Celebrate Texas will focus on artists from the 1850s to the 1940s and fashion designers from 1910 to the present day. Exhibition highlights include: hand crafted silver from Samuel Bell (1798-1882), pottery made by H. Wilson & Co. (1869-1903) the first black enterprise in Texas after the Civil War, plus dresses worn by First Lady Laura Bush (designer Michael Faircloth) and Governor Ann Richards (designer Les Wilk).  

Aug 31, 2018

CELEBRATE TEXAS: ART & FASHION

Exhibit at the Noel Art Museum, 4909 E. University Blvd, Odessa TX 79762

Texans have an inherent sense of state pride; it is something that is bred into us. The landscape has so much to offer, the piney woods of east Texas, the flats of the panhandle, the West Texas skies, the canyons in Big Bend, the lush Hill Country and let’s not forget the coast. 

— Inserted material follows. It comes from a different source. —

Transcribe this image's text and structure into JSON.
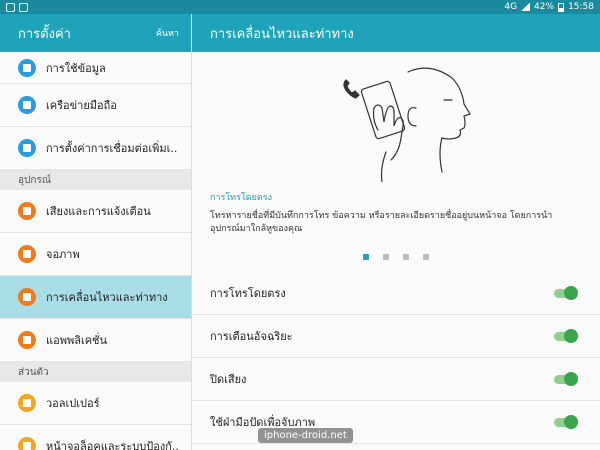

This exhibition is a chance to highlight some of the people that have made this state so great. Some had families that had been here for generations while others got here as soon as they could. The scope of the work in this exhibition brings the stories of these individuals to life. Their passion is seen through every brush stroke and every stitch.  
 
Celebrate Texas will focus on artists from the 1850s to the 1940s and fashion designers from 1910 to the present day. Exhibition highlights include: hand crafted silver from Samuel Bell (1798-1882), pottery made by H. Wilson & Co. (1869-1903) the first black enterprise in Texas after the Civil War, plus dresses worn by First Lady Laura Bush (designer Michael Faircloth) and Governor Ann Richards (designer Les Wilk).